The existing extension office in Charleston became too small for operations, university administrators said, and the new 15-year-old building, located at 305 Cooper St., will allow operations to expand.
Lincoln’s farm developments have been heavily supported by state and federal funding. As an 1890 land grant institution, the university is eligible for up to $17.3 million in combined state and federal funds each year to exclusively support agriculture research, teaching and extension programs.
“We are getting started,” farm manager Christopher Boeckmann said. “But I do not believe our journey is near finished.”
Griffith said he’s “all in” for anything he can do to support Lincoln in the General Assembly, calling it one of the best-kept secrets in Jefferson City and the state of Missouri.
Griffith, who is running for re-election, said he will stand hand in hand with Democrats in the House to ensure Lincoln receives its full land grant funding from the state if retained. He said the university has been a good steward of state dollars.
Rep. Willard Haley, R-Eldon, was also present for Wednesday’s ribbon cutting and said he plans to continue offering support for Lincoln’s land grant funding.
Haley was an agriculture teacher at Eldon High School for 25 years, which he said often brought him into contact with Lincoln’s agriculture programs. He said it was beneficial to expose high school students to college-level agricultural studies.
“We have to be looking at the future and the new innovations in agriculture, and it’s fantastic that Lincoln University is on the cutting edge of this new development and this new technology,” Haley said. “And they need to continue that because we look for universities to be the leader when it comes to this kind of new innovation.”
Sen. Mike Bernskoetter, R-Jefferson City, helped secure the university’s funding last session and said he’s willing to champion it again in January.
Bernskoetter said the state’s record of underfunding the historically Black university’s land grant mission hasn’t been appropriate.
“I think it’s a good thing we got them where they should be and hopefully we can continue to do that,” he said.

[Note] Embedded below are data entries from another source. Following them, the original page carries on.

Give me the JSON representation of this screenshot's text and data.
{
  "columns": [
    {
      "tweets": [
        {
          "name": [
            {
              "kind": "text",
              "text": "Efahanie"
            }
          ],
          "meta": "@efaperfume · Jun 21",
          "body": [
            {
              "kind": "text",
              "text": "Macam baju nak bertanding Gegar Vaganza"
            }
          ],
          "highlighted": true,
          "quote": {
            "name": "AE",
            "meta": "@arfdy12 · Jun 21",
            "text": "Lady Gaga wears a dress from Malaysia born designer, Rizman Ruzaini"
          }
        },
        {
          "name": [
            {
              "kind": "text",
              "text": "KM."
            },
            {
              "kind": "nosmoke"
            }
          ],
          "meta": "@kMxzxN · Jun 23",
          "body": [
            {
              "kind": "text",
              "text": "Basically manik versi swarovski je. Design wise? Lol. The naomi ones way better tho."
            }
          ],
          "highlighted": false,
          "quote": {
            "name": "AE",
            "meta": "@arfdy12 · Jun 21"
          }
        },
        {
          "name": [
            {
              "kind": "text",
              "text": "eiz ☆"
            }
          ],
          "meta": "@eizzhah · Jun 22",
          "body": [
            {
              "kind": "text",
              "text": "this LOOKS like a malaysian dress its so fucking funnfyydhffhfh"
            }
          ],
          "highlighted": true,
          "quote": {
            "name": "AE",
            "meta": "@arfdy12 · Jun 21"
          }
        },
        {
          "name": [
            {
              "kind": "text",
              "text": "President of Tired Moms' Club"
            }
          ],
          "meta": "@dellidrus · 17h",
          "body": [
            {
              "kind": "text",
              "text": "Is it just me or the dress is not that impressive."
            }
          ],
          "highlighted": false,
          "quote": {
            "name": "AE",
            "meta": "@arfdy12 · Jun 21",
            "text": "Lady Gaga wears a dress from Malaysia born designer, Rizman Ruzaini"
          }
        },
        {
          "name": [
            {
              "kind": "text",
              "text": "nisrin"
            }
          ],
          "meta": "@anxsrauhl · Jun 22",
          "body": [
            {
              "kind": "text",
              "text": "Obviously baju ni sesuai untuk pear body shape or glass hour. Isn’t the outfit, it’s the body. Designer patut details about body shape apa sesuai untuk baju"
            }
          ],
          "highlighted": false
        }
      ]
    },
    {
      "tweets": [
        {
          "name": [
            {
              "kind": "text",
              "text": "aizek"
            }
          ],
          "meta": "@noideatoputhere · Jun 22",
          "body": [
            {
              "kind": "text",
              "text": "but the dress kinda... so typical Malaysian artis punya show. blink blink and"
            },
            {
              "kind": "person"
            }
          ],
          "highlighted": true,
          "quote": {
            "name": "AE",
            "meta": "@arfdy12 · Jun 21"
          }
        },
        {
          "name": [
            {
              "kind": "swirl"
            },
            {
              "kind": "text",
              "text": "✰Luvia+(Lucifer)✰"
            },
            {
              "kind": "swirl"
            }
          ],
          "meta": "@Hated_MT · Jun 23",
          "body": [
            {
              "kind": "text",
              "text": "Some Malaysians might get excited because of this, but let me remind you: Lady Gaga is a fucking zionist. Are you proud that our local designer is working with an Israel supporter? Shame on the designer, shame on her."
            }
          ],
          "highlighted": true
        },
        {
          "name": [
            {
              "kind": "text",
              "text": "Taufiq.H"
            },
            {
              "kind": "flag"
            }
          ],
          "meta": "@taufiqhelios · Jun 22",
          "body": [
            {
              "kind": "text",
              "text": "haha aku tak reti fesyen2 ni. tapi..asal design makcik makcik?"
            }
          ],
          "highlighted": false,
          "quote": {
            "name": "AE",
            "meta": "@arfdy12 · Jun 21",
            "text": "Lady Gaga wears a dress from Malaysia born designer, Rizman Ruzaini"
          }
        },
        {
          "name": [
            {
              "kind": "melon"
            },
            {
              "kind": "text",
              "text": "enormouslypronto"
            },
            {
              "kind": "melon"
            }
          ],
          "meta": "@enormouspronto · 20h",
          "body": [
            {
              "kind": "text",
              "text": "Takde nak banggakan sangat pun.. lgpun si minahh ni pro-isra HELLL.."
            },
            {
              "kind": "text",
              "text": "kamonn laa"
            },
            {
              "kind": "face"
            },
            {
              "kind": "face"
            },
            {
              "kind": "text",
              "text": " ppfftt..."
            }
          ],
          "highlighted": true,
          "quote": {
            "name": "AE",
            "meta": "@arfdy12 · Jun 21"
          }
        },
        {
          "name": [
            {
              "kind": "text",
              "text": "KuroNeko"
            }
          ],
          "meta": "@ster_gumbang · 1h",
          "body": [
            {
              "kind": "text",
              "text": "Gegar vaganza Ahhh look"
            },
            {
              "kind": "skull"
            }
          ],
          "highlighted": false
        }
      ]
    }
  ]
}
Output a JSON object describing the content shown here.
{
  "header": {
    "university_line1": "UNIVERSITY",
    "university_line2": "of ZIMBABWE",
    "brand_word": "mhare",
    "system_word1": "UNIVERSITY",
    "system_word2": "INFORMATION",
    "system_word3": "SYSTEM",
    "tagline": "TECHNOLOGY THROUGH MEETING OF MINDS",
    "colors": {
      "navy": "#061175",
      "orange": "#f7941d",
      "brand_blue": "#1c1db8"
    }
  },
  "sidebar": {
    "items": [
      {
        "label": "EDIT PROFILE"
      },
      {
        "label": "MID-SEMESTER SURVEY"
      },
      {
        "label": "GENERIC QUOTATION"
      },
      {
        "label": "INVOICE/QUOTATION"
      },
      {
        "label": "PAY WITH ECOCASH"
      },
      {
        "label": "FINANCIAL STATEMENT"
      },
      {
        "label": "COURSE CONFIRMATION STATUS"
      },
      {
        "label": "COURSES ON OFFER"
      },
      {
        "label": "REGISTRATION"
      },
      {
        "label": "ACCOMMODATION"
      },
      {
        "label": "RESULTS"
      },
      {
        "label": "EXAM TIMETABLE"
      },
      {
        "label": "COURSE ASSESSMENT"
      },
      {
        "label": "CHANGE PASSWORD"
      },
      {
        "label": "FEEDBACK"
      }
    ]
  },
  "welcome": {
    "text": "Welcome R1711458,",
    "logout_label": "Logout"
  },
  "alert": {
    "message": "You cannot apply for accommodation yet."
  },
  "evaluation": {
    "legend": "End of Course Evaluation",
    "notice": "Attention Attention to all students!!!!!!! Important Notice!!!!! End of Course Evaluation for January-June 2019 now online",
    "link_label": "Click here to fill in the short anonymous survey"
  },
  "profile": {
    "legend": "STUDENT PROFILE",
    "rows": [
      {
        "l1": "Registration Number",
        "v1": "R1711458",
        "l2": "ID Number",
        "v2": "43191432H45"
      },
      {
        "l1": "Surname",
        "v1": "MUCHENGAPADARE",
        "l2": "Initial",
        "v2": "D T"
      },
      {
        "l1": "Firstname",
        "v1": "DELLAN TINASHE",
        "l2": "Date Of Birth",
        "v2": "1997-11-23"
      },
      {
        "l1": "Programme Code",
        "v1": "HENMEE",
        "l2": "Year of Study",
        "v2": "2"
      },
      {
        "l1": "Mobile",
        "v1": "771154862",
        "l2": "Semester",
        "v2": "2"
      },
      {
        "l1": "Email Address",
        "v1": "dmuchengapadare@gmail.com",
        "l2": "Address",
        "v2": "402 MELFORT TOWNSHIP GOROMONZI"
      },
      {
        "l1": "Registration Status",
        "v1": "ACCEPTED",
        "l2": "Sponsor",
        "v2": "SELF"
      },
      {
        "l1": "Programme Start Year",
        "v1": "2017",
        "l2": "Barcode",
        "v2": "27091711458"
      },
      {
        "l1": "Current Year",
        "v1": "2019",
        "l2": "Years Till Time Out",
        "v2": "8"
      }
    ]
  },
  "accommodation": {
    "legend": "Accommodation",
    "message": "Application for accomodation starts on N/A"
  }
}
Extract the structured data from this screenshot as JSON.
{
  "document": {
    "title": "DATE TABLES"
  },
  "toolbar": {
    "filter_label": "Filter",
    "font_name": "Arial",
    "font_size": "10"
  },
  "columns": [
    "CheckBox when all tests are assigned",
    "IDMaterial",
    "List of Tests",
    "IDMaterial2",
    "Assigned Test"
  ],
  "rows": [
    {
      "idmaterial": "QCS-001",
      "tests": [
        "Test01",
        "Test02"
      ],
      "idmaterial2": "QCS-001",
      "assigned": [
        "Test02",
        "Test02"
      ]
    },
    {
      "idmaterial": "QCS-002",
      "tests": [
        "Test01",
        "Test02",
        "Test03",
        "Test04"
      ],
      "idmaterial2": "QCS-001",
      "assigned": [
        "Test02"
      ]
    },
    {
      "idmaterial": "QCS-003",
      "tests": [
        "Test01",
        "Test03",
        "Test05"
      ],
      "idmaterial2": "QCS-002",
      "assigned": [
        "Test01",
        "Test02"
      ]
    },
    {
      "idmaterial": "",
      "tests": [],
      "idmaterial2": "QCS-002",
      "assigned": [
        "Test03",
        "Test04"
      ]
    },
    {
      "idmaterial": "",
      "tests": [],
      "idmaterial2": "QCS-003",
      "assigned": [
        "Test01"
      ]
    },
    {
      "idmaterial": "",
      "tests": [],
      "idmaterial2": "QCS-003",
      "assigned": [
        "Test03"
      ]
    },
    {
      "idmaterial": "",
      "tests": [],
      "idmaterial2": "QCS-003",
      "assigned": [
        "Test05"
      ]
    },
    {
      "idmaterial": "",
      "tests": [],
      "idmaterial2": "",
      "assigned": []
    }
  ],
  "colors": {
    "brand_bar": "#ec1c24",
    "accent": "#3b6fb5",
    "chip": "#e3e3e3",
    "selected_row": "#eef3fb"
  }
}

“Dr. Moseley’s done a fantastic job of connecting with the Legislature and the governor and the lieutenant governor, and I think with his leadership the new (Senate) appropriations chair will continue to fund Lincoln University,” Bernskoetter continued.
While the Legislature was in session, University President John Moseley said conversations about Lincoln’s land grant funding had been floating around for years, but only recently did lawmakers start understanding the value LU Cooperative Research and Extension provides to Missouri farmers and the agriculture industry.
LU extension serves about 47 counties throughout Missouri with a variety of agriculture resources and information. The university is a national leader in industrial hemp research and offers programming related to gardening, small ruminant animals (like sheep and goats), aquaculture, and crop pest and disease management.
Haley said he wasn’t aware of the state neglecting Lincoln’s land grant appropriation until Moseley visited him last session.
“He educated us in how it was lacking and lagging behind,” he said. “To me, that was a priority to make sure we increase our funding to where it should be and with the state of Missouri’s financial situation the way it is, I would like to see that continue.”
Moseley thanked lawmakers for supporting Lincoln’s land grant mission during the most recent legislative session, which ended in May.
“Land grant funding ensures opportunities are shared in an equitable manner for minorities in education, and LU remains committed to fulfilling our mission and responsibility of supporting rural communities and making a global impact through our research and outreach,” he said.
“We’re doing tremendous things throughout the state in this area, including feeding trials for small animals,” he continued. “The outcome of these trials and soil studies will help different regions of our great state, from the northwest to the Bootheel.”